▸ WHAT YOU WILL DO:
Check every line of the records below for the string "screenshot" and copy the ones that have it.

[Data records for software interfaces]
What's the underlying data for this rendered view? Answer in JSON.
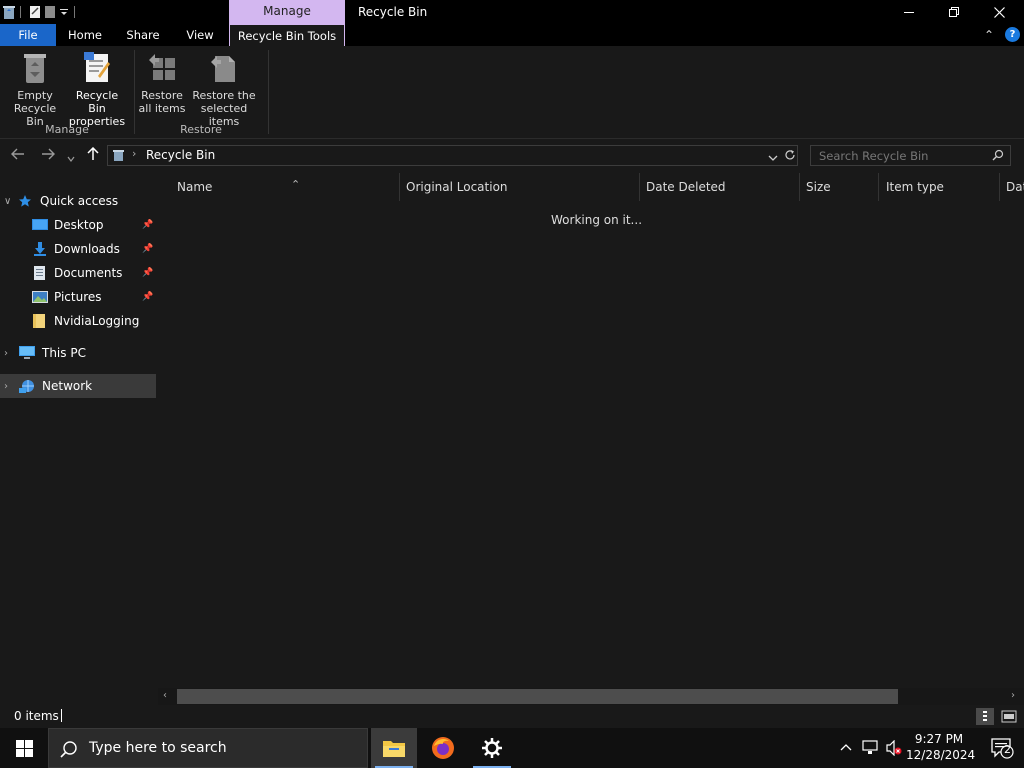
{
  "window": {
    "title": "Recycle Bin",
    "context_tab_group": "Manage"
  },
  "ribbon_tabs": {
    "file": "File",
    "home": "Home",
    "share": "Share",
    "view": "View",
    "recycle_bin_tools": "Recycle Bin Tools"
  },
  "ribbon": {
    "empty_recycle_bin": [
      "Empty",
      "Recycle Bin"
    ],
    "recycle_bin_properties": [
      "Recycle Bin",
      "properties"
    ],
    "restore_all_items": [
      "Restore",
      "all items"
    ],
    "restore_selected_items": [
      "Restore the",
      "selected items"
    ],
    "group_manage": "Manage",
    "group_restore": "Restore"
  },
  "address_bar": {
    "path": "Recycle Bin",
    "search_placeholder": "Search Recycle Bin"
  },
  "nav_pane": {
    "quick_access": "Quick access",
    "items": [
      {
        "label": "Desktop",
        "pinned": true
      },
      {
        "label": "Downloads",
        "pinned": true
      },
      {
        "label": "Documents",
        "pinned": true
      },
      {
        "label": "Pictures",
        "pinned": true
      },
      {
        "label": "NvidiaLogging",
        "pinned": false
      }
    ],
    "this_pc": "This PC",
    "network": "Network"
  },
  "columns": {
    "name": "Name",
    "original_location": "Original Location",
    "date_deleted": "Date Deleted",
    "size": "Size",
    "item_type": "Item type",
    "date_modified_partial": "Dat"
  },
  "content": {
    "status_message": "Working on it..."
  },
  "status_bar": {
    "item_count": "0 items"
  },
  "taskbar": {
    "search_text": "Type here to search",
    "time": "9:27 PM",
    "date": "12/28/2024",
    "notification_count": "2"
  },
  "colors": {
    "accent_file_tab": "#1a66c9",
    "context_tab": "#d3b7f0",
    "background": "#191919"
  }
}
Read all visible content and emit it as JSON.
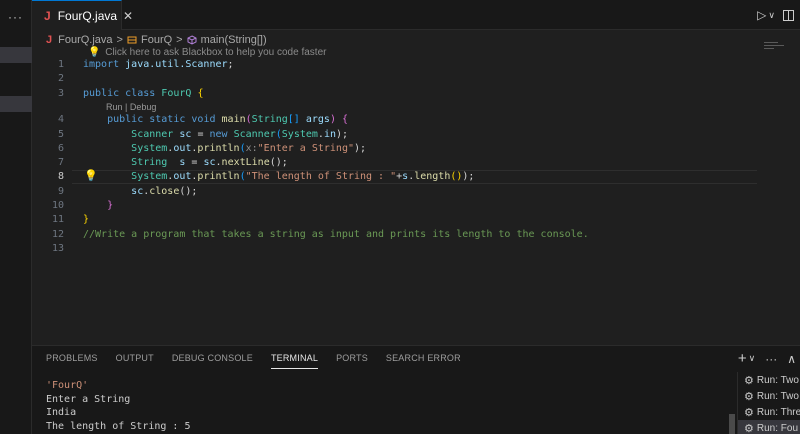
{
  "sidebar": {
    "menu": "···"
  },
  "tab": {
    "icon": "J",
    "label": "FourQ.java",
    "close": "✕"
  },
  "actions": {
    "run": "▷",
    "run_dropdown": "∨"
  },
  "breadcrumb": {
    "icon": "J",
    "file": "FourQ.java",
    "sep1": ">",
    "class": "FourQ",
    "sep2": ">",
    "method": "main(String[])"
  },
  "hint": "Click here to ask Blackbox to help you code faster",
  "codelens": "Run | Debug",
  "line_numbers": [
    "1",
    "2",
    "3",
    "4",
    "5",
    "6",
    "7",
    "8",
    "9",
    "10",
    "11",
    "12",
    "13"
  ],
  "code": {
    "l1": [
      "import",
      "java.util.Scanner",
      ";"
    ],
    "l3": [
      "public",
      "class",
      "FourQ",
      "{"
    ],
    "l4": [
      "public",
      "static",
      "void",
      "main",
      "(",
      "String",
      "[]",
      "args",
      ")",
      "{"
    ],
    "l5": [
      "Scanner",
      "sc",
      "=",
      "new",
      "Scanner",
      "(",
      "System",
      ".",
      "in",
      ");"
    ],
    "l6": [
      "System",
      ".",
      "out",
      ".",
      "println",
      "(",
      "x:",
      "\"Enter a String\"",
      ");"
    ],
    "l7": [
      "String",
      "s",
      "=",
      "sc",
      ".",
      "nextLine",
      "();"
    ],
    "l8": [
      "System",
      ".",
      "out",
      ".",
      "println",
      "(",
      "\"The length of String : \"",
      "+",
      "s",
      ".",
      "length",
      "()",
      ");"
    ],
    "l9": [
      "sc",
      ".",
      "close",
      "();"
    ],
    "l10": "}",
    "l11": "}",
    "l12": "//Write a program that takes a string as input and prints its length to the console."
  },
  "panel": {
    "tabs": [
      "PROBLEMS",
      "OUTPUT",
      "DEBUG CONSOLE",
      "TERMINAL",
      "PORTS",
      "SEARCH ERROR"
    ],
    "active_tab": "TERMINAL",
    "actions": {
      "add": "+",
      "dropdown": "∨",
      "more": "···",
      "collapse": "∧"
    }
  },
  "terminal": {
    "lines": [
      "'FourQ'",
      "Enter a String",
      "India",
      "The length of String : 5"
    ]
  },
  "terminal_list": [
    "Run: Two",
    "Run: Two",
    "Run: Thre",
    "Run: Fou"
  ],
  "colors": {
    "accent": "#0078d4",
    "java_icon": "#e05252",
    "keyword": "#569cd6",
    "type": "#4ec9b0",
    "string": "#ce9178",
    "comment": "#6a9955"
  }
}
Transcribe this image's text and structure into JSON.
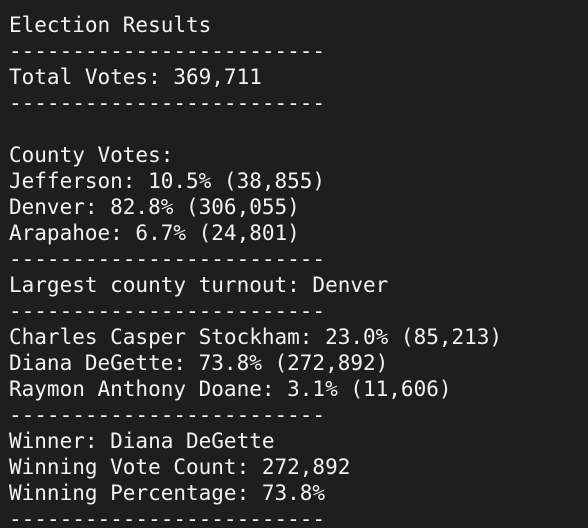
{
  "lines": [
    "Election Results",
    "-------------------------",
    "Total Votes: 369,711",
    "-------------------------",
    "",
    "County Votes:",
    "Jefferson: 10.5% (38,855)",
    "Denver: 82.8% (306,055)",
    "Arapahoe: 6.7% (24,801)",
    "-------------------------",
    "Largest county turnout: Denver",
    "-------------------------",
    "Charles Casper Stockham: 23.0% (85,213)",
    "Diana DeGette: 73.8% (272,892)",
    "Raymon Anthony Doane: 3.1% (11,606)",
    "-------------------------",
    "Winner: Diana DeGette",
    "Winning Vote Count: 272,892",
    "Winning Percentage: 73.8%",
    "-------------------------"
  ],
  "colors": {
    "background": "#1e1e1e",
    "text": "#f2f2f2"
  }
}
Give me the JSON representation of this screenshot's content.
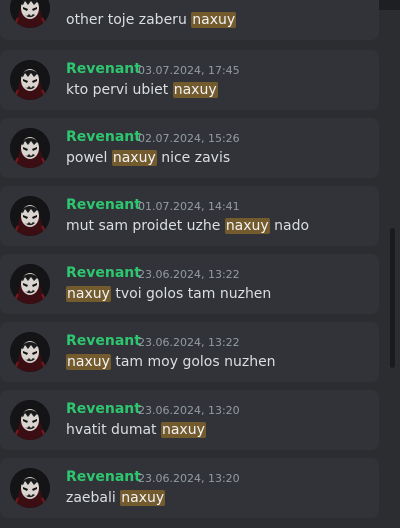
{
  "results": [
    {
      "author": "",
      "timestamp": "",
      "text_before": "other toje zaberu ",
      "highlight": "naxuy",
      "text_after": ""
    },
    {
      "author": "Revenant",
      "timestamp": "03.07.2024, 17:45",
      "text_before": "kto pervi ubiet ",
      "highlight": "naxuy",
      "text_after": ""
    },
    {
      "author": "Revenant",
      "timestamp": "02.07.2024, 15:26",
      "text_before": "powel ",
      "highlight": "naxuy",
      "text_after": " nice zavis"
    },
    {
      "author": "Revenant",
      "timestamp": "01.07.2024, 14:41",
      "text_before": "mut sam proidet uzhe ",
      "highlight": "naxuy",
      "text_after": " nado"
    },
    {
      "author": "Revenant",
      "timestamp": "23.06.2024, 13:22",
      "text_before": "",
      "highlight": "naxuy",
      "text_after": " tvoi golos tam nuzhen"
    },
    {
      "author": "Revenant",
      "timestamp": "23.06.2024, 13:22",
      "text_before": "",
      "highlight": "naxuy",
      "text_after": " tam moy golos nuzhen"
    },
    {
      "author": "Revenant",
      "timestamp": "23.06.2024, 13:20",
      "text_before": "hvatit dumat ",
      "highlight": "naxuy",
      "text_after": ""
    },
    {
      "author": "Revenant",
      "timestamp": "23.06.2024, 13:20",
      "text_before": "zaebali ",
      "highlight": "naxuy",
      "text_after": ""
    }
  ],
  "colors": {
    "author": "#2dc770",
    "highlight": "#735b2e",
    "card": "#313338",
    "background": "#2b2d31"
  },
  "icons": {
    "avatar": "avatar-image"
  }
}
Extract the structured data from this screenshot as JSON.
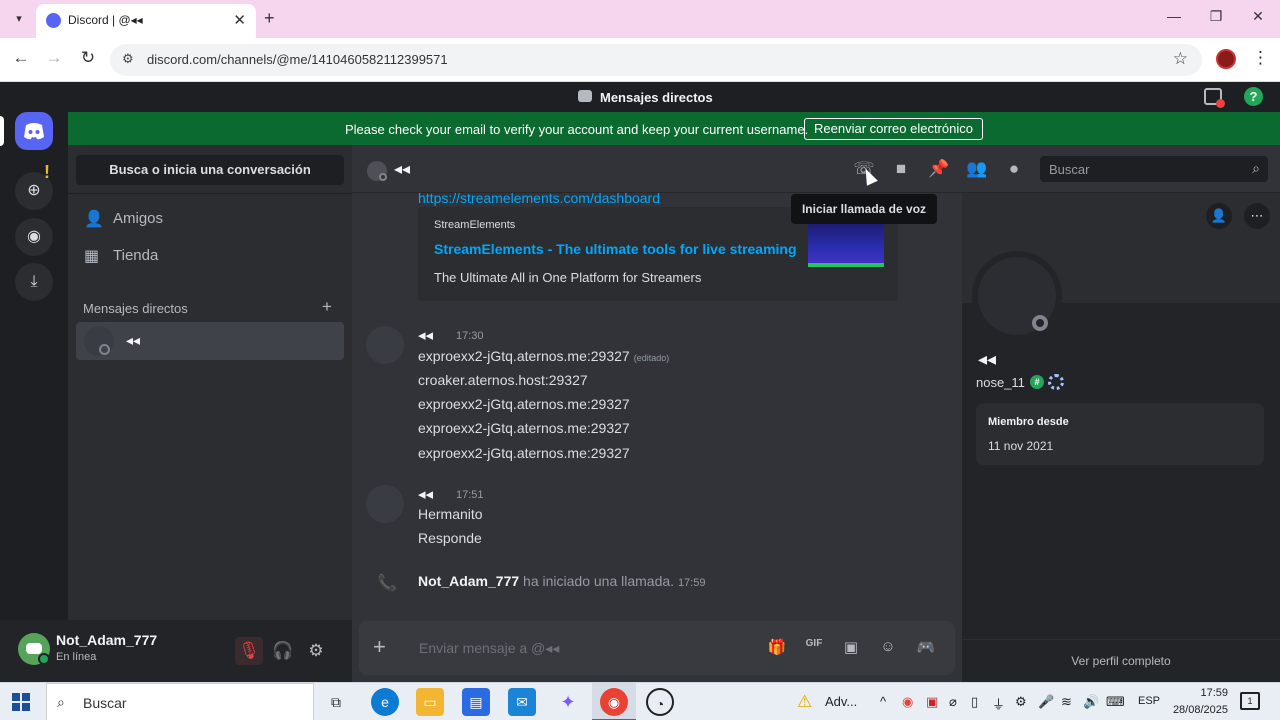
{
  "browser": {
    "tab_title": "Discord | @◂◂",
    "url": "discord.com/channels/@me/1410460582112399571"
  },
  "app_header": {
    "title": "Mensajes directos"
  },
  "banner": {
    "text": "Please check your email to verify your account and keep your current username.",
    "button": "Reenviar correo electrónico"
  },
  "sidebar": {
    "search_label": "Busca o inicia una conversación",
    "items": [
      {
        "label": "Amigos",
        "icon": "friends-icon"
      },
      {
        "label": "Tienda",
        "icon": "shop-icon"
      }
    ],
    "dm_header": "Mensajes directos",
    "dms": [
      {
        "name": "◂◂"
      }
    ]
  },
  "user_panel": {
    "name": "Not_Adam_777",
    "status": "En línea"
  },
  "chat_header": {
    "name": "◂◂",
    "search_placeholder": "Buscar",
    "tooltip": "Iniciar llamada de voz"
  },
  "chat": {
    "link": "https://streamelements.com/dashboard",
    "embed": {
      "provider": "StreamElements",
      "title": "StreamElements - The ultimate tools for live streaming",
      "description": "The Ultimate All in One Platform for Streamers"
    },
    "messages": [
      {
        "author": "◂◂",
        "time": "17:30",
        "lines": [
          "exproexx2-jGtq.aternos.me:29327",
          "croaker.aternos.host:29327",
          "exproexx2-jGtq.aternos.me:29327",
          "exproexx2-jGtq.aternos.me:29327",
          "exproexx2-jGtq.aternos.me:29327"
        ],
        "edited_label": "(editado)"
      },
      {
        "author": "◂◂",
        "time": "17:51",
        "lines": [
          "Hermanito",
          "Responde"
        ]
      }
    ],
    "call": {
      "user": "Not_Adam_777",
      "text": " ha iniciado una llamada. ",
      "time": "17:59"
    },
    "composer_placeholder": "Enviar mensaje a @◂◂"
  },
  "profile": {
    "display_name": "◂◂",
    "username": "nose_11",
    "member_since_label": "Miembro desde",
    "member_since": "11 nov 2021",
    "view_full": "Ver perfil completo"
  },
  "taskbar": {
    "search_label": "Buscar",
    "warning_label": "Adv...",
    "lang": "ESP",
    "time": "17:59",
    "date": "28/08/2025",
    "notification_count": "1"
  },
  "colors": {
    "accent": "#5865f2",
    "banner_green": "#0b6a2f",
    "online": "#23a55a",
    "link": "#00a8fc"
  }
}
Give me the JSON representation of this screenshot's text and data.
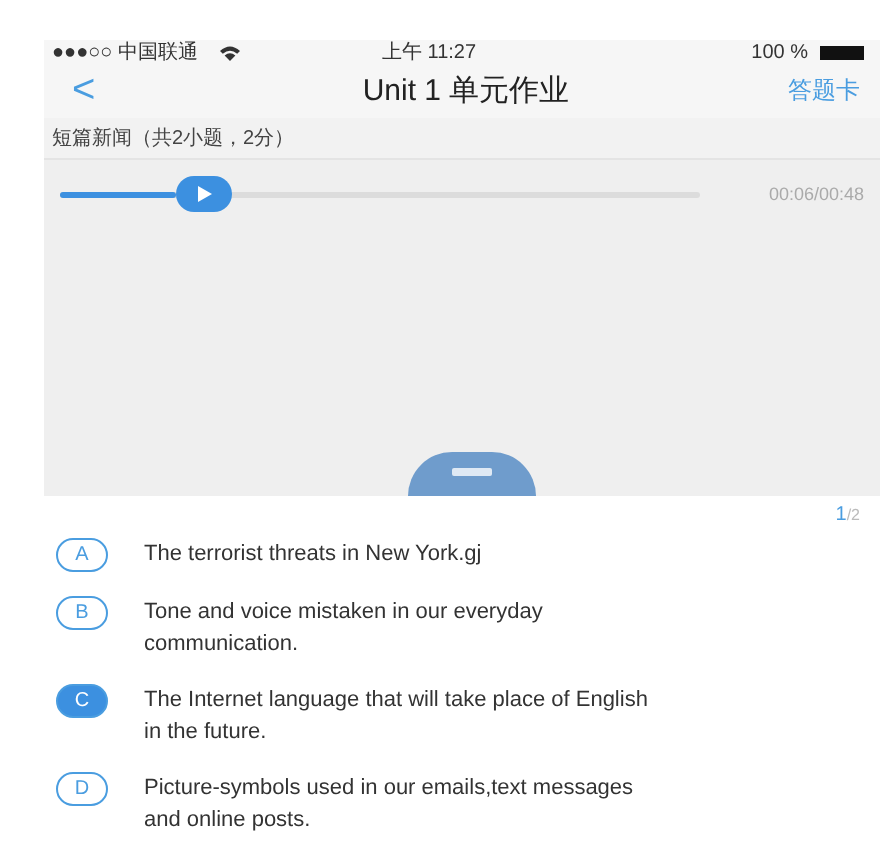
{
  "status_bar": {
    "carrier": "●●●○○ 中国联通",
    "time": "上午 11:27",
    "battery": "100 %"
  },
  "nav": {
    "back": "<",
    "title": "Unit 1 单元作业",
    "action": "答题卡"
  },
  "section": {
    "title": "短篇新闻（共2小题，2分）"
  },
  "player": {
    "level": 0.2,
    "time": "00:06/00:48"
  },
  "page_counter": {
    "current": "1",
    "total": "/2"
  },
  "options": [
    {
      "letter": "A",
      "text": "The terrorist threats in New York.gj",
      "selected": false
    },
    {
      "letter": "B",
      "text": "Tone and voice mistaken in our everyday communication.",
      "selected": false
    },
    {
      "letter": "C",
      "text": "The Internet language that will take place of English in the future.",
      "selected": true
    },
    {
      "letter": "D",
      "text": "Picture-symbols used in our emails,text messages and online posts.",
      "selected": false
    }
  ]
}
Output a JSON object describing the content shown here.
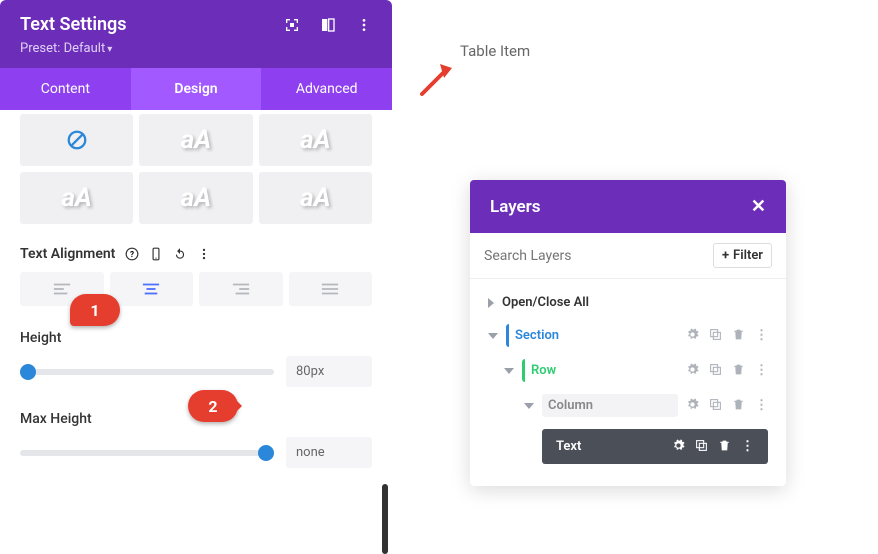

▸ RESULT:
Give me the JSON representation of this screenshot's content.
Extract the structured data from this screenshot as JSON.
Give me the JSON representation of this screenshot's text and data.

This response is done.